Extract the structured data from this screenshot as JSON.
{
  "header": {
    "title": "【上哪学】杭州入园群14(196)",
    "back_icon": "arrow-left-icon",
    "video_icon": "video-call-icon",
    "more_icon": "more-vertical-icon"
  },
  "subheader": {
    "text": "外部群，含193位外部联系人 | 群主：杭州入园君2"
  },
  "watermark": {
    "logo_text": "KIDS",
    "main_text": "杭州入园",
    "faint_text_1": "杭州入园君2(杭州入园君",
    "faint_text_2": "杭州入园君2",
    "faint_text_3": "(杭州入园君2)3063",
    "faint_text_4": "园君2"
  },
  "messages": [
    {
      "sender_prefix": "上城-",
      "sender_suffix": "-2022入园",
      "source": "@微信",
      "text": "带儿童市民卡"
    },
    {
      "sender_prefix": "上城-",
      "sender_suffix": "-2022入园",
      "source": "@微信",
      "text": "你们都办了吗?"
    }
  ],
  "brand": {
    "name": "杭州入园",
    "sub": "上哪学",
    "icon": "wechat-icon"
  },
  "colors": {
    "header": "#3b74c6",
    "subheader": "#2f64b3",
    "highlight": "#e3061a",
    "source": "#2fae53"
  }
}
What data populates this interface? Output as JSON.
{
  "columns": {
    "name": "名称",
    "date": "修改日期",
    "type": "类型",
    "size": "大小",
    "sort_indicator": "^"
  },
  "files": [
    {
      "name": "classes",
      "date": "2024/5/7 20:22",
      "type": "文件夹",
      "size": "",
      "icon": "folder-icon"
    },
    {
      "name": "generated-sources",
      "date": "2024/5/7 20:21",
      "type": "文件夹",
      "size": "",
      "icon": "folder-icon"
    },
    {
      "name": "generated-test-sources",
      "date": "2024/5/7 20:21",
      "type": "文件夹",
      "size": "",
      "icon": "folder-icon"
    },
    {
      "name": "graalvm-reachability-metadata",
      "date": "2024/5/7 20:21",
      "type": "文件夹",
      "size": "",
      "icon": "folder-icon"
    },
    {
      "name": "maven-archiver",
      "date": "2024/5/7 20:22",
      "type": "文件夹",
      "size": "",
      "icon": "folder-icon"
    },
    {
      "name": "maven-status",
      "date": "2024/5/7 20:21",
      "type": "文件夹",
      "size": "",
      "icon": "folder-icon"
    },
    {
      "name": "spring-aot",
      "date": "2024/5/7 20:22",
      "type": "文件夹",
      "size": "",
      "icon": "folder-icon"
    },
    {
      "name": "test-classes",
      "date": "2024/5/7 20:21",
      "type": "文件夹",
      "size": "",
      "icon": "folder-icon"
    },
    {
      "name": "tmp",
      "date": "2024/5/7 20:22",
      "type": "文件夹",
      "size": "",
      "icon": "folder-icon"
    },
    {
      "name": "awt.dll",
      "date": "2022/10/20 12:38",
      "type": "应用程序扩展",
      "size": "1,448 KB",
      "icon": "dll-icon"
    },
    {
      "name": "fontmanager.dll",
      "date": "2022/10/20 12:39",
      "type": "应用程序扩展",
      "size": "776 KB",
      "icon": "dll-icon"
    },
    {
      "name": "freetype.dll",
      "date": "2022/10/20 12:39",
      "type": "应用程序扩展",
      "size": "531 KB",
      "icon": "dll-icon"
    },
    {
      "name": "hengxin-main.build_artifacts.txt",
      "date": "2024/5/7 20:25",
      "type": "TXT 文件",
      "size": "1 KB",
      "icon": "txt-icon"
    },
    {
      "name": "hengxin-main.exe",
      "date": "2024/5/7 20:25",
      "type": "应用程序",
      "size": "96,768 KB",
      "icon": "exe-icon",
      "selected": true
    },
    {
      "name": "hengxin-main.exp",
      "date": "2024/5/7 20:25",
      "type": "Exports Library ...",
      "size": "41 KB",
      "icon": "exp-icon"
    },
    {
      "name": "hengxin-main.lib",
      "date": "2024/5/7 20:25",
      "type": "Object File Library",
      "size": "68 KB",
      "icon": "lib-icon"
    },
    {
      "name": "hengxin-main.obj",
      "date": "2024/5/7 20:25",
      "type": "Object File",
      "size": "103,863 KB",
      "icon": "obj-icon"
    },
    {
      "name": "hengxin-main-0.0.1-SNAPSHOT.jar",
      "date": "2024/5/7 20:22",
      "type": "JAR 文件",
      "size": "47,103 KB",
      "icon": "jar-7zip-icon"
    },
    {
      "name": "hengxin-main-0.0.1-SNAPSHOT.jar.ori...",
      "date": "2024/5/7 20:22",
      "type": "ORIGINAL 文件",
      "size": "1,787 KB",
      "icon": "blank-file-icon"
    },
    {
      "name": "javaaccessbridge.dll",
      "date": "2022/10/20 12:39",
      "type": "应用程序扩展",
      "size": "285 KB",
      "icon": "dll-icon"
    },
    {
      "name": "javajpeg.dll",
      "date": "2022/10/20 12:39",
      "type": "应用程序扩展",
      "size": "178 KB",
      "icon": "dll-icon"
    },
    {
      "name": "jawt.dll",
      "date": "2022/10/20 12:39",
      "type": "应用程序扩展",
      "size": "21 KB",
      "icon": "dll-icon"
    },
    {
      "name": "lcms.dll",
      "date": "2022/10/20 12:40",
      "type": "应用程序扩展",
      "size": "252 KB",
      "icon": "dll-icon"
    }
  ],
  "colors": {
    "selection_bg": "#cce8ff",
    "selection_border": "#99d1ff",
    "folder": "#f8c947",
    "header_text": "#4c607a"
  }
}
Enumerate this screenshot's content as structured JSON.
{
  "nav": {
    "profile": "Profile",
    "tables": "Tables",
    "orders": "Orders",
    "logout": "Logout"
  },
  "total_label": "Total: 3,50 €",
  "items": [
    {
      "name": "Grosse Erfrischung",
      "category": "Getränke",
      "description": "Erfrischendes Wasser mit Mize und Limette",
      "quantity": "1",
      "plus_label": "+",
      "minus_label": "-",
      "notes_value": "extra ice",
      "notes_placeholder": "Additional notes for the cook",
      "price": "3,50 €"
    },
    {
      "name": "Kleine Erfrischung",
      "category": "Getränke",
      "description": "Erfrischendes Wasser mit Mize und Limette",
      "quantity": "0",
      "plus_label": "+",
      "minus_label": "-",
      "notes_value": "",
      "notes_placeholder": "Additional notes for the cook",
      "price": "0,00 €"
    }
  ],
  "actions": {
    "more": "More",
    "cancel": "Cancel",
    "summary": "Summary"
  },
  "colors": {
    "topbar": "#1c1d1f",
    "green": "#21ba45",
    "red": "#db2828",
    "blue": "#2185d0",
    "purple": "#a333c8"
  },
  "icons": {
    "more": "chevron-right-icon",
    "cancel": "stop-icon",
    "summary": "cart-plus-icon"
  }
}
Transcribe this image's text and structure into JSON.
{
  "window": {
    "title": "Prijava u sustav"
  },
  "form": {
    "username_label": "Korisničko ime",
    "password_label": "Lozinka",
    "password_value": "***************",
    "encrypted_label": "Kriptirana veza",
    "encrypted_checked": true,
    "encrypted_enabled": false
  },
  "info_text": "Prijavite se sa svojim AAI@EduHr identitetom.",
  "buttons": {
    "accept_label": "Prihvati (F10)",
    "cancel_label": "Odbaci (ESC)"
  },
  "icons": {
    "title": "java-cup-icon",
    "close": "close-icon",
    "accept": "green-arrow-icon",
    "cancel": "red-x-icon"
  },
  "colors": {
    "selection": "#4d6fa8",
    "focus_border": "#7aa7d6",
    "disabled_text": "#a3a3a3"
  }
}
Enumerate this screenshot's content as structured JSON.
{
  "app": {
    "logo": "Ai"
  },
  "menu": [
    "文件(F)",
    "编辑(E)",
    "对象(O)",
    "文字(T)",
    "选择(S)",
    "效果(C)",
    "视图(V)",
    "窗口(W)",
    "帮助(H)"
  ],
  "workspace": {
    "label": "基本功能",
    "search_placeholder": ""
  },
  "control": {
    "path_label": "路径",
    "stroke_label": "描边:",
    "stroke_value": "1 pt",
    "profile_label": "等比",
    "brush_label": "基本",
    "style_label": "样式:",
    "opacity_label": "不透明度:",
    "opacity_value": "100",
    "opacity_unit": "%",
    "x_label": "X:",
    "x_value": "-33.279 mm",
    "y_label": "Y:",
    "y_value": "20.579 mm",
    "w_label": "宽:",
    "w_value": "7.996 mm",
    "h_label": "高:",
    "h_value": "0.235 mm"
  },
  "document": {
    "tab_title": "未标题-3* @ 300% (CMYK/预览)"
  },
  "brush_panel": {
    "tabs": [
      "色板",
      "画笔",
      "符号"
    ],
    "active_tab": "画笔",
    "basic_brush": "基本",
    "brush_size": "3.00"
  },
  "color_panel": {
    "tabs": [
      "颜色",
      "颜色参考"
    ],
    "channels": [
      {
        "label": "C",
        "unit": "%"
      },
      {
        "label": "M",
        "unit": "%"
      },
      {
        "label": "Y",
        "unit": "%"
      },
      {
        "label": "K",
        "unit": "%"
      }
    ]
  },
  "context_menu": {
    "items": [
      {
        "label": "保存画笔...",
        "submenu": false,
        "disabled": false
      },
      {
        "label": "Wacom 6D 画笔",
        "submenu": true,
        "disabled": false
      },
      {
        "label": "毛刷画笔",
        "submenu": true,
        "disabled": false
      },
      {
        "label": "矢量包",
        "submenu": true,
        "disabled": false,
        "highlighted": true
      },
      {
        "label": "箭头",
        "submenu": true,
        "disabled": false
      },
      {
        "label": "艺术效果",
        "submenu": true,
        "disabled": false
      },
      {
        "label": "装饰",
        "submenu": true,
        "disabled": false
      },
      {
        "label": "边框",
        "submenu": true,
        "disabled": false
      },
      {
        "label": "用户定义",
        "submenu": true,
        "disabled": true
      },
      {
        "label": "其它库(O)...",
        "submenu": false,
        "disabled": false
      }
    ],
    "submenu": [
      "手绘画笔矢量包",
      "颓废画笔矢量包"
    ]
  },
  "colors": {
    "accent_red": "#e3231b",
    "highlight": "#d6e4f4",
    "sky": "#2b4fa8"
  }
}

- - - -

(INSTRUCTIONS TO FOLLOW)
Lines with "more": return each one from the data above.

(ANSWER BELOW)
    "more_icon": "more-vertical-icon"
    "more": "More",
    "more": "chevron-right-icon",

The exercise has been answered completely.